Supplied material:
==================================================
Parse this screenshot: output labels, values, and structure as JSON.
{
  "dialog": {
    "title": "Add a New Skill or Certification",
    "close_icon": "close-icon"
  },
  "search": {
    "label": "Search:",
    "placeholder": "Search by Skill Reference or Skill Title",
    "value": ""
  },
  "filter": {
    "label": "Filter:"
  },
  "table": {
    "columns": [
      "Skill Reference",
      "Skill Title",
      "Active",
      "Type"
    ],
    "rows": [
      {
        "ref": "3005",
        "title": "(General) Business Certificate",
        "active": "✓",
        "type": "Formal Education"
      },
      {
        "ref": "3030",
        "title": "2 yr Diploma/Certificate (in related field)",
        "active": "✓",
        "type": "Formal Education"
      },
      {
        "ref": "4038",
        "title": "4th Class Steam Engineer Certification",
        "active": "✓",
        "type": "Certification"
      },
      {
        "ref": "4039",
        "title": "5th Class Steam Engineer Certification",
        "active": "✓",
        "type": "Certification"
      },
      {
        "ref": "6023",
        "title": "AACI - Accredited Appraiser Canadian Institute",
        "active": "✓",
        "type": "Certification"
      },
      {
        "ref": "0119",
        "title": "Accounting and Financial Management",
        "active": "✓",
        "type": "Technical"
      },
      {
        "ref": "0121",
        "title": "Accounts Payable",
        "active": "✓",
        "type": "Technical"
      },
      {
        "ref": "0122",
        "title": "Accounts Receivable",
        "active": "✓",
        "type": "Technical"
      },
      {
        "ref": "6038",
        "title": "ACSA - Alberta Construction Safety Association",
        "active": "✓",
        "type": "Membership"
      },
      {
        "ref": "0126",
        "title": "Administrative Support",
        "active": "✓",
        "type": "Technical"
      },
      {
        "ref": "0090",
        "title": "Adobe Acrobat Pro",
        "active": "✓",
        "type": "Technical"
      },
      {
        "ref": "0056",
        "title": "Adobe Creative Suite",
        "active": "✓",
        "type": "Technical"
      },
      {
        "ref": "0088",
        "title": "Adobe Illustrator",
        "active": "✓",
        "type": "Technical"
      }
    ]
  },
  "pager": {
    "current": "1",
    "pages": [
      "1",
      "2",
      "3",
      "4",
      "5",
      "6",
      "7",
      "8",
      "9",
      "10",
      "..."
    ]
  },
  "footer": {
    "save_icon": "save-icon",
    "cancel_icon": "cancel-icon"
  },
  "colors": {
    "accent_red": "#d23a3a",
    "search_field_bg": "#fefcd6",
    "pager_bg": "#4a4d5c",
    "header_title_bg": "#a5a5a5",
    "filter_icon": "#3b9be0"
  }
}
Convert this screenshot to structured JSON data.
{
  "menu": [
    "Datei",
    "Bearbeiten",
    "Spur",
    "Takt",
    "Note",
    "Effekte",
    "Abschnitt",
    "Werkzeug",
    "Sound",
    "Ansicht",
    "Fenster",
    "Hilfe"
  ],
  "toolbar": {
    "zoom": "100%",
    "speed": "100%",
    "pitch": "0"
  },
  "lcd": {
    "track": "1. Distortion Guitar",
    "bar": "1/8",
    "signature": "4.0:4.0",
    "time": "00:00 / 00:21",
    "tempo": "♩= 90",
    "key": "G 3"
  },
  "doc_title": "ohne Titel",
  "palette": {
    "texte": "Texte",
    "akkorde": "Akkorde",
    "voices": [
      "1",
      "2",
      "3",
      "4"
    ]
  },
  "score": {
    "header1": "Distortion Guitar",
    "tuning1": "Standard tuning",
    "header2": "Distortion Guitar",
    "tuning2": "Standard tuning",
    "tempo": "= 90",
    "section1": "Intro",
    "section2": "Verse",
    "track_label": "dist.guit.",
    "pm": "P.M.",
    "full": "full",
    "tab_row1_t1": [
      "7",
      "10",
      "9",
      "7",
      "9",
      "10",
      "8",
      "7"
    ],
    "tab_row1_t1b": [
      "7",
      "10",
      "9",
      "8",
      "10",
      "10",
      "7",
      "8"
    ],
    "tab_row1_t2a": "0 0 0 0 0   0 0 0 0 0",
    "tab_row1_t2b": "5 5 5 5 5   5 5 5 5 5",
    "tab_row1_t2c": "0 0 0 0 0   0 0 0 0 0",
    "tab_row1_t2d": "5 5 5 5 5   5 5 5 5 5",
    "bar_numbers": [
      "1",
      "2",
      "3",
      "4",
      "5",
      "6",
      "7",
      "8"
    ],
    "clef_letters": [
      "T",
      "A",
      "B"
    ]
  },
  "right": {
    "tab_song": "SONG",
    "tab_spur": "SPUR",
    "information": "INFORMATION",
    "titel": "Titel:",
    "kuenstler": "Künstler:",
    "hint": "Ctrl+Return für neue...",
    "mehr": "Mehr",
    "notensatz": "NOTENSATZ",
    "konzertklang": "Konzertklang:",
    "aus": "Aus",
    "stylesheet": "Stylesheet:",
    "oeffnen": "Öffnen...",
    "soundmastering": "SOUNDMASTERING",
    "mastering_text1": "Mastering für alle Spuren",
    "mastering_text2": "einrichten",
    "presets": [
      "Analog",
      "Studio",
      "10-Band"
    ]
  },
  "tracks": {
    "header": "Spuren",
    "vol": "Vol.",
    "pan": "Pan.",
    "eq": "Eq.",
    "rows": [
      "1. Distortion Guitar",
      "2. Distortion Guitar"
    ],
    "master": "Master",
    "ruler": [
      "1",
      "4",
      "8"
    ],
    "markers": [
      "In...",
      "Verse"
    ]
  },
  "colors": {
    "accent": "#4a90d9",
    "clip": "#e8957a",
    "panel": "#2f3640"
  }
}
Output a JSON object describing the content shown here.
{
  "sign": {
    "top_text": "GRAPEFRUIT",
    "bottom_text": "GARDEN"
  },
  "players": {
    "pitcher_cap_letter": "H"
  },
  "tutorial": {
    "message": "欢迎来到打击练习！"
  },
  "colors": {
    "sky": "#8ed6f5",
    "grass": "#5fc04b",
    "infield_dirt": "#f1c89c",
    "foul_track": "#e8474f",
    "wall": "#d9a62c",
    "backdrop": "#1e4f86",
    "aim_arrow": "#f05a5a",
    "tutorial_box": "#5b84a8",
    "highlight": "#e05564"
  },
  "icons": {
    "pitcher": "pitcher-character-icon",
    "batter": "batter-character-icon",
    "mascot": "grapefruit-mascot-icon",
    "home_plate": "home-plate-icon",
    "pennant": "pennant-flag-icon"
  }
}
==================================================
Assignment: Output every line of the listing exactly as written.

Result of the task:
Parse this screenshot: output labels, values, and structure as JSON.
{
  "dialog": {
    "title": "Add a New Skill or Certification",
    "close_icon": "close-icon"
  },
  "search": {
    "label": "Search:",
    "placeholder": "Search by Skill Reference or Skill Title",
    "value": ""
  },
  "filter": {
    "label": "Filter:"
  },
  "table": {
    "columns": [
      "Skill Reference",
      "Skill Title",
      "Active",
      "Type"
    ],
    "rows": [
      {
        "ref": "3005",
        "title": "(General) Business Certificate",
        "active": "✓",
        "type": "Formal Education"
      },
      {
        "ref": "3030",
        "title": "2 yr Diploma/Certificate (in related field)",
        "active": "✓",
        "type": "Formal Education"
      },
      {
        "ref": "4038",
        "title": "4th Class Steam Engineer Certification",
        "active": "✓",
        "type": "Certification"
      },
      {
        "ref": "4039",
        "title": "5th Class Steam Engineer Certification",
        "active": "✓",
        "type": "Certification"
      },
      {
        "ref": "6023",
        "title": "AACI - Accredited Appraiser Canadian Institute",
        "active": "✓",
        "type": "Certification"
      },
      {
        "ref": "0119",
        "title": "Accounting and Financial Management",
        "active": "✓",
        "type": "Technical"
      },
      {
        "ref": "0121",
        "title": "Accounts Payable",
        "active": "✓",
        "type": "Technical"
      },
      {
        "ref": "0122",
        "title": "Accounts Receivable",
        "active": "✓",
        "type": "Technical"
      },
      {
        "ref": "6038",
        "title": "ACSA - Alberta Construction Safety Association",
        "active": "✓",
        "type": "Membership"
      },
      {
        "ref": "0126",
        "title": "Administrative Support",
        "active": "✓",
        "type": "Technical"
      },
      {
        "ref": "0090",
        "title": "Adobe Acrobat Pro",
        "active": "✓",
        "type": "Technical"
      },
      {
        "ref": "0056",
        "title": "Adobe Creative Suite",
        "active": "✓",
        "type": "Technical"
      },
      {
        "ref": "0088",
        "title": "Adobe Illustrator",
        "active": "✓",
        "type": "Technical"
      }
    ]
  },
  "pager": {
    "current": "1",
    "pages": [
      "1",
      "2",
      "3",
      "4",
      "5",
      "6",
      "7",
      "8",
      "9",
      "10",
      "..."
    ]
  },
  "footer": {
    "save_icon": "save-icon",
    "cancel_icon": "cancel-icon"
  },
  "colors": {
    "accent_red": "#d23a3a",
    "search_field_bg": "#fefcd6",
    "pager_bg": "#4a4d5c",
    "header_title_bg": "#a5a5a5",
    "filter_icon": "#3b9be0"
  }
}
Convert this screenshot to structured JSON data.
{
  "menu": [
    "Datei",
    "Bearbeiten",
    "Spur",
    "Takt",
    "Note",
    "Effekte",
    "Abschnitt",
    "Werkzeug",
    "Sound",
    "Ansicht",
    "Fenster",
    "Hilfe"
  ],
  "toolbar": {
    "zoom": "100%",
    "speed": "100%",
    "pitch": "0"
  },
  "lcd": {
    "track": "1. Distortion Guitar",
    "bar": "1/8",
    "signature": "4.0:4.0",
    "time": "00:00 / 00:21",
    "tempo": "♩= 90",
    "key": "G 3"
  },
  "doc_title": "ohne Titel",
  "palette": {
    "texte": "Texte",
    "akkorde": "Akkorde",
    "voices": [
      "1",
      "2",
      "3",
      "4"
    ]
  },
  "score": {
    "header1": "Distortion Guitar",
    "tuning1": "Standard tuning",
    "header2": "Distortion Guitar",
    "tuning2": "Standard tuning",
    "tempo": "= 90",
    "section1": "Intro",
    "section2": "Verse",
    "track_label": "dist.guit.",
    "pm": "P.M.",
    "full": "full",
    "tab_row1_t1": [
      "7",
      "10",
      "9",
      "7",
      "9",
      "10",
      "8",
      "7"
    ],
    "tab_row1_t1b": [
      "7",
      "10",
      "9",
      "8",
      "10",
      "10",
      "7",
      "8"
    ],
    "tab_row1_t2a": "0 0 0 0 0   0 0 0 0 0",
    "tab_row1_t2b": "5 5 5 5 5   5 5 5 5 5",
    "tab_row1_t2c": "0 0 0 0 0   0 0 0 0 0",
    "tab_row1_t2d": "5 5 5 5 5   5 5 5 5 5",
    "bar_numbers": [
      "1",
      "2",
      "3",
      "4",
      "5",
      "6",
      "7",
      "8"
    ],
    "clef_letters": [
      "T",
      "A",
      "B"
    ]
  },
  "right": {
    "tab_song": "SONG",
    "tab_spur": "SPUR",
    "information": "INFORMATION",
    "titel": "Titel:",
    "kuenstler": "Künstler:",
    "hint": "Ctrl+Return für neue...",
    "mehr": "Mehr",
    "notensatz": "NOTENSATZ",
    "konzertklang": "Konzertklang:",
    "aus": "Aus",
    "stylesheet": "Stylesheet:",
    "oeffnen": "Öffnen...",
    "soundmastering": "SOUNDMASTERING",
    "mastering_text1": "Mastering für alle Spuren",
    "mastering_text2": "einrichten",
    "presets": [
      "Analog",
      "Studio",
      "10-Band"
    ]
  },
  "tracks": {
    "header": "Spuren",
    "vol": "Vol.",
    "pan": "Pan.",
    "eq": "Eq.",
    "rows": [
      "1. Distortion Guitar",
      "2. Distortion Guitar"
    ],
    "master": "Master",
    "ruler": [
      "1",
      "4",
      "8"
    ],
    "markers": [
      "In...",
      "Verse"
    ]
  },
  "colors": {
    "accent": "#4a90d9",
    "clip": "#e8957a",
    "panel": "#2f3640"
  }
}
Output a JSON object describing the content shown here.
{
  "sign": {
    "top_text": "GRAPEFRUIT",
    "bottom_text": "GARDEN"
  },
  "players": {
    "pitcher_cap_letter": "H"
  },
  "tutorial": {
    "message": "欢迎来到打击练习！"
  },
  "colors": {
    "sky": "#8ed6f5",
    "grass": "#5fc04b",
    "infield_dirt": "#f1c89c",
    "foul_track": "#e8474f",
    "wall": "#d9a62c",
    "backdrop": "#1e4f86",
    "aim_arrow": "#f05a5a",
    "tutorial_box": "#5b84a8",
    "highlight": "#e05564"
  },
  "icons": {
    "pitcher": "pitcher-character-icon",
    "batter": "batter-character-icon",
    "mascot": "grapefruit-mascot-icon",
    "home_plate": "home-plate-icon",
    "pennant": "pennant-flag-icon"
  }
}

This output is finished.